I’ve been tasting a range of wines from the East End of Long Island in recent weeks, mainly from the North Fork, where the vast majority of the region’s 60 or so vineyards and wineries are located.  Among others, two under-$20 wines stand out for  casual, warm-weather summer drinking.

Macari Vineyards’ 2010 “Early Wine” Chardonnay brings to mind green apples and lime and may be this region’s best answer to Portugal’s Vinho Verde with its fresh and fruity style and, as far as Early wine American wines are concerned, its relatively low alcohol, which is listed as 11.5 percent. It was harvested by the winery in Mattituck late last August, fermented without oak and bottled less than six weeks later. Served quite cold on a warm and humid evening, it was a delightful apéritif and will serve well accompanying local fluke, either sautéed or marinated into ceviche, or with fried calamari or clams. Production was 1,045 cases. $17.

When friends invited us over last weekend for grilled pizza, the best of several wines we tried with these delicious homemade pies was Lieb Family Cellars’ 2008 Right Coast Red, an easy drinking yet interesting blend of 45 percent merlot, 20 percent cabernet sauvignon, 20 percent cab franc, 12 percent malbec and three percent petit verdot. Lots of red and dark fruit here, with blackberry, blueberry and raspberry notes, a subtle overlay of cedar and a peppery note. Yummy wine. The $30 price tag surprised me, but I guess that’s part of the price of drinking “local.” I also like that the bottle has a screw cap. Alcohol is 13.5 percent. Wines received as press samples.


Sips: Enjoying an $11 Fitou from France’s Languedoc

I doubt that many casual American wine drinkers have ever enjoyed or even heard of Fitou, an appellation in France’s  Languedoc just before that region gives way to the the vineyards of Roussillon to the west. In fact, when I visited Languedoc in May on a tour organized by the region’s trade group, we never made it to Fitou. I wondered what the name meant and found the  answer in a nice sFitounapshot of the region on thewinedoctor.com.  In “Occitan,” it says, referring to the ancient language of the region (Languedoc means language of Oc), “’fitou’ means border or frontier and Fitou once sat at the border between France and Catalonia.”

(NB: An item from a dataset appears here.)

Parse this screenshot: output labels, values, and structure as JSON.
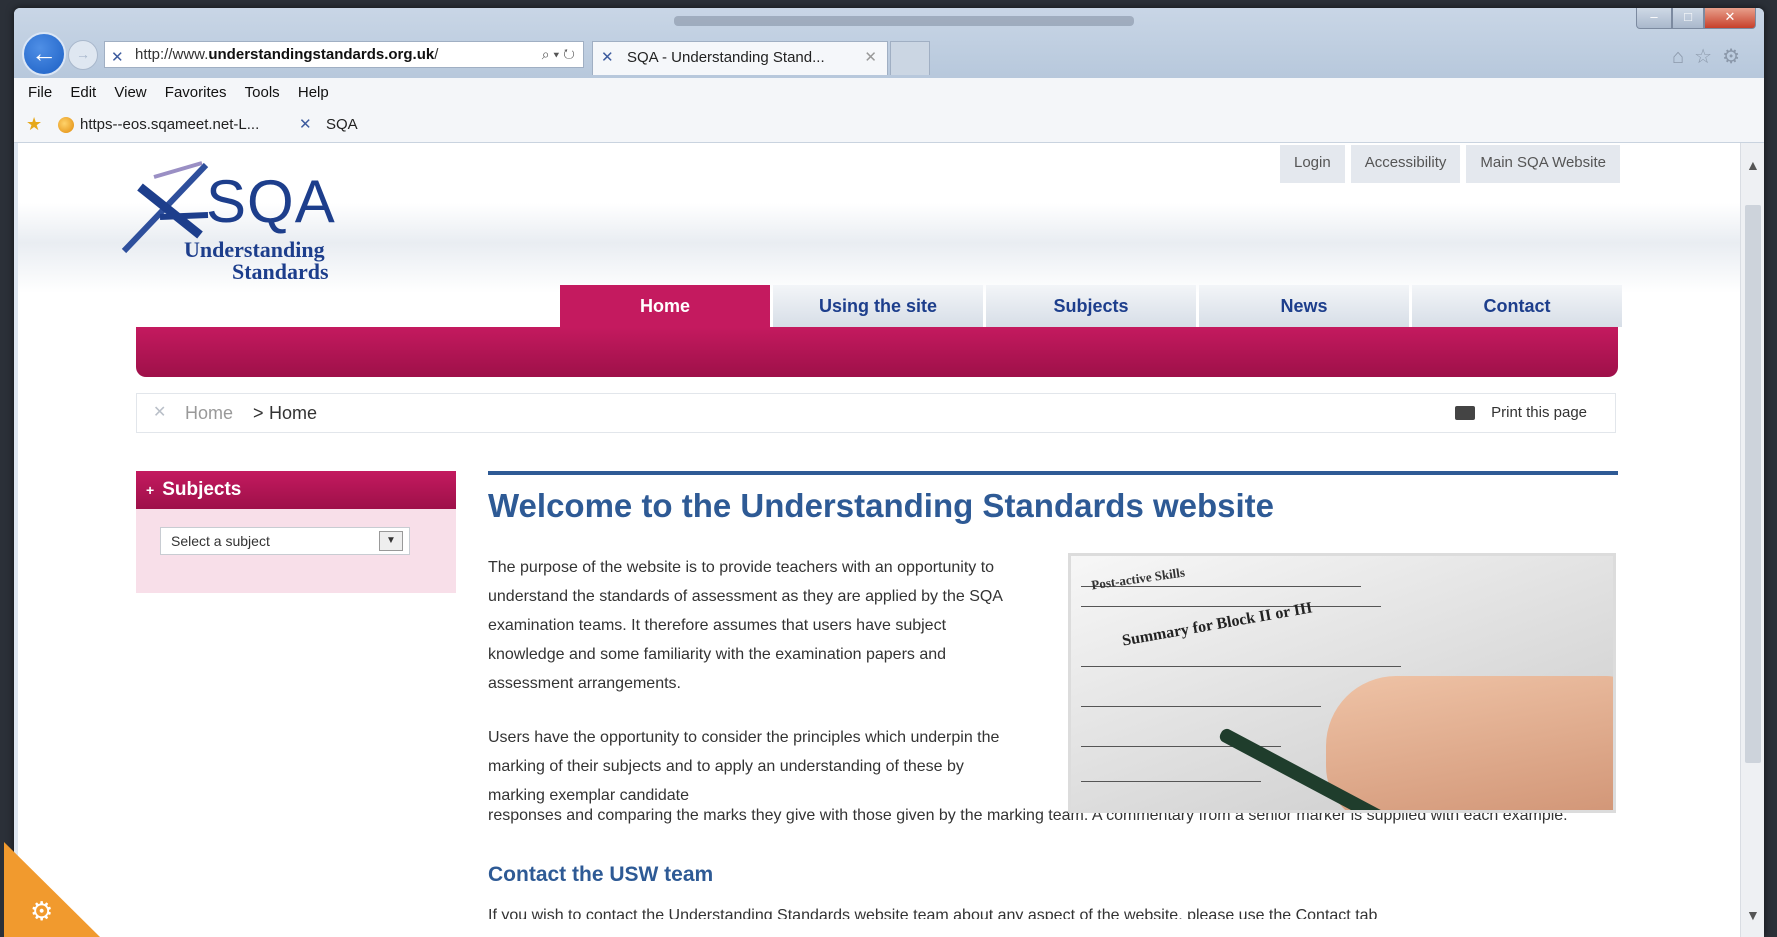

Fitou is a red-wine appellation, and I reacquainted myself with it the other night when I opened and enjoyed a sample I had received for review. Mont Tauch’s 2008 Fitou is from one of the region’s better-known cooperatives, which dominate production, and is a medium-bodied wine with gentle tannins. It’s not profound but has decent complexity and is about as  as good as it gets at a suggested retail price of $11, which means you can probably find it for a dollar or two less.

As it opened up with a little air, I got both blackberry and raspberry tastes along with herb, green olive and cinnamon notes. The blend is 40 percent syrah, 30 percent grenache and 30 percent carignan, the region’s signature variety. I chilled it for a few minutes to make it more refreshing on a warm summer evening, then enjoyed it in front of a good movie with a plate of pasta tossed with sliced cherry tomatoes, garlic and parsley sautéed in olive oil. It will also match even better with grilled sausage, pork or chicken. Imported by USA Wine West, Sausalito, California. Received as a press sample.